In the quest to increase the number of items we possess, we stay on the hedonic treadmill. We continue to perform jobs we don’t love and earn money buying stuff we don’t care about.

We can never have enough when we focus on quantity. We are always searching for more but fail to feel satisfied. We live our lives constantly, longing for more.

Choosing Quality

Multiple times a day, we face the option to choose quantity over quality.

We can buy fewer high-quality products in favor of many cheap ones. Spend more time collecting social media likes than forging deep, meaningful relationships or waste countless hours staring at smartphones rather than spending a few moments with people we love.

But is this how we want to live our lives? Can we learn to stop counting and focus on quality over quantity instead?

Choosing Happiness

Having more of something doesn’t always bring greater happiness. When my son turned eight, we asked him how he wanted to celebrate his birthday.

“We can throw a big party in our backyard with all of your classmates,” I suggested.

“I only want to invite three people,” he told me. “I’d rather have a couple of friends I care about than a house full of people.”

We took three friends bowling that year because my eight-year-old didn’t need a room full of kids singing happy birthday. Instead, he wanted a few good friends to stand beside him as he blew out his candles.

My son didn’t need more friends to create a better birthday party. Deep inside, he knew a few good friends was more than enough.

Choosing Quality Time

When my dad was diagnosed with cancer, I became hyper-aware of the quality versus quantity conundrum.

At every office visit, my father’s oncologist looked him in the eye and said, “We must consider the quality of your life over the quantity of it.” My father died this spring, and those words echo in my ears louder than ever.

I didn’t want my father to die, but I didn’t want him to suffer either. My father’s death and the days and months leading up to it forced me to contemplate quality over quantity.

How do we spend time when we are feeling alive and well? How much time do we spend with those we love, and what do we do when we are together?

When in the presence of others, do we answer text messages or concentrate on the person sitting directly in front of us?
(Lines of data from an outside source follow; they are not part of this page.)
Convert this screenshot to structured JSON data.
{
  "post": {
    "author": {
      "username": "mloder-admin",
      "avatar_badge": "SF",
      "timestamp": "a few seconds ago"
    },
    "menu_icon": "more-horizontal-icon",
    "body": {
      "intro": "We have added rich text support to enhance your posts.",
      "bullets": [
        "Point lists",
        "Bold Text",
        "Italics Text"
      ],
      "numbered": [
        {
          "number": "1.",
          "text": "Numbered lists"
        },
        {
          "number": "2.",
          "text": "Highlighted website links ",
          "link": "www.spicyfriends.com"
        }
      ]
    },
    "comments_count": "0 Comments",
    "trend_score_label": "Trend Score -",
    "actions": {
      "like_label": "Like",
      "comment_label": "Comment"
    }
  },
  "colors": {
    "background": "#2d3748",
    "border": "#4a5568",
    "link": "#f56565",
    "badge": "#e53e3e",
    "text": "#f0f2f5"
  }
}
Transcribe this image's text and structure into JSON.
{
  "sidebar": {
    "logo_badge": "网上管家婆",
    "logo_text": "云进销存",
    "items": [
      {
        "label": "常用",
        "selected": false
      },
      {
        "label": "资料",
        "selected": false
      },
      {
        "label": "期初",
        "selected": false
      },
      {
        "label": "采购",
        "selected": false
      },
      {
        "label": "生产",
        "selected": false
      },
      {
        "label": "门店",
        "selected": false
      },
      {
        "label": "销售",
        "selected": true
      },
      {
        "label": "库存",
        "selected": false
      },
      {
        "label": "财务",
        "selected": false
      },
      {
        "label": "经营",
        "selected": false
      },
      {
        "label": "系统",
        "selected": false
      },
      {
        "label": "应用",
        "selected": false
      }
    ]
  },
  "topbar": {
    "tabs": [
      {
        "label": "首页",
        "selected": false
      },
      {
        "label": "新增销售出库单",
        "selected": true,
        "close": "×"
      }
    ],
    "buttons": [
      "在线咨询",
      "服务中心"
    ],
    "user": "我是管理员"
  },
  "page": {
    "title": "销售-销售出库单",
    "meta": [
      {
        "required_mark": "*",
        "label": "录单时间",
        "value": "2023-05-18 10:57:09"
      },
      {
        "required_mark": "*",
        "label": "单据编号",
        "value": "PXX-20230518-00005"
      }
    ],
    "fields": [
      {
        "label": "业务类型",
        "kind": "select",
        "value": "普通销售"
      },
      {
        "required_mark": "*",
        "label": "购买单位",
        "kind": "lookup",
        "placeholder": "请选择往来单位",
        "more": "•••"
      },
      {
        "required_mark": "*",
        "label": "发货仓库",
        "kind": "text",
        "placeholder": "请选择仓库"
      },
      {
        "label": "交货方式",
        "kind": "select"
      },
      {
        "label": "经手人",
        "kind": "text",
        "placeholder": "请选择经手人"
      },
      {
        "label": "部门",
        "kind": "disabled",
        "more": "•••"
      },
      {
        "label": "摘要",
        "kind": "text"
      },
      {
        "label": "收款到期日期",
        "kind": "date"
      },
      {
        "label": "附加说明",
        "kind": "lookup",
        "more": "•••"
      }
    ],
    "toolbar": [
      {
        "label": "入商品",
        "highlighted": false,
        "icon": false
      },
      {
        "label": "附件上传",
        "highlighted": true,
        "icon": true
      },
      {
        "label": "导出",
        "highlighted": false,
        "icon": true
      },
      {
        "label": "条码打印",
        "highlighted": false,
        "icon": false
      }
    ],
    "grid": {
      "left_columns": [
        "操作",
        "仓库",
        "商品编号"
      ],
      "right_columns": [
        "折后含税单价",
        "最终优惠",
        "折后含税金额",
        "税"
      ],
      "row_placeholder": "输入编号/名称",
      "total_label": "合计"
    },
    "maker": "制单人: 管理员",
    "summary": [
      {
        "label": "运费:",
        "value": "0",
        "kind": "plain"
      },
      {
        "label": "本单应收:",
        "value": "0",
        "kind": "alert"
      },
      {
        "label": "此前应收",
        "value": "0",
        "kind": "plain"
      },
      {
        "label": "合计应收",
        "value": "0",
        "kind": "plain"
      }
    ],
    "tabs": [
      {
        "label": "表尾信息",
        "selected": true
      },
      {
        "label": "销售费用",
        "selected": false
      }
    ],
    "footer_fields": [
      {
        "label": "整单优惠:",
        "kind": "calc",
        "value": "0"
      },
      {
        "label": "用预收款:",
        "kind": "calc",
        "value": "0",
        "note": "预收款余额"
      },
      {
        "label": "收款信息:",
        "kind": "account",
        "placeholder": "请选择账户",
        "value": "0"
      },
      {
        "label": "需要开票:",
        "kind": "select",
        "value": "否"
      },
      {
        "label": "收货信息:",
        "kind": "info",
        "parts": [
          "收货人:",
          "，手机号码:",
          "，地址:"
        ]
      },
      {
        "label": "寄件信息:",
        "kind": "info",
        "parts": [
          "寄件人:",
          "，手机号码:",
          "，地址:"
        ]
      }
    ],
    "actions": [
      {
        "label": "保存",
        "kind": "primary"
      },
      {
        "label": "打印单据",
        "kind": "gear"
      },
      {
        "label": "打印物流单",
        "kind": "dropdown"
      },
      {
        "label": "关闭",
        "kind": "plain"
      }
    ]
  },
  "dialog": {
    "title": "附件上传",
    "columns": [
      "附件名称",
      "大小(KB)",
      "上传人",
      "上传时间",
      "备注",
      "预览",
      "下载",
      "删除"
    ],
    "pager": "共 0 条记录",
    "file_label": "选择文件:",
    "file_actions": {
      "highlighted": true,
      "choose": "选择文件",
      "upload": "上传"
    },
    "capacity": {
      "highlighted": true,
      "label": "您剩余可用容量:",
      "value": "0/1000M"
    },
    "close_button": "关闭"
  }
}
Quality time means devoting the space to the people you love and talking with them without distractions. These quality moments are the ones we commit to memory and happily recall when walking down memory lane.

Choosing Quality Relationships

Would you rather have hundreds of so-called friends on social media or a few meaningful relationships?

The majority of social media interactions are meaningless. Yet we waste our days scrolling through pages full of people we’ve never met or haven’t seen in years.

In the meantime, we don’t take the time to reach out to real friends.

Catching up with old friends a few times a year is more rewarding than interacting with acquaintances on social media daily.

It’s not the amount of time that creates meaningful relationships but the amount of quality time we spend sharing stories, catching up on new events, and supporting one another.

Think of all the deep, meaningful conversations you’ve shared that impact your heart and mind long after speaking with someone you cherish. These moments may have changed your life trajectory or taught you a valuable lesson about the world or your place in it.

When we tend to our relationships, we share tidbits of wisdom and advice that can remain with us for the rest of our lives. We discover our interests, values, and ways we can make this world a better place.

Choosing Quality Interactions

If you’ve read this blog before, you probably know that I’ve been blogging for seventeen years. But the most meaningful part of blogging isn’t seeing likes on social media or the number of times my articles are shared. It’s not appearing in Forbes or other online publications either.

While I am grateful for those interactions, the best part of writing is the correspondence and comments I receive from readers.

When a woman reaches out in fear of a call-back mammogram or a new mom emails about becoming a stay-at-home parent, I know my stories are helping others.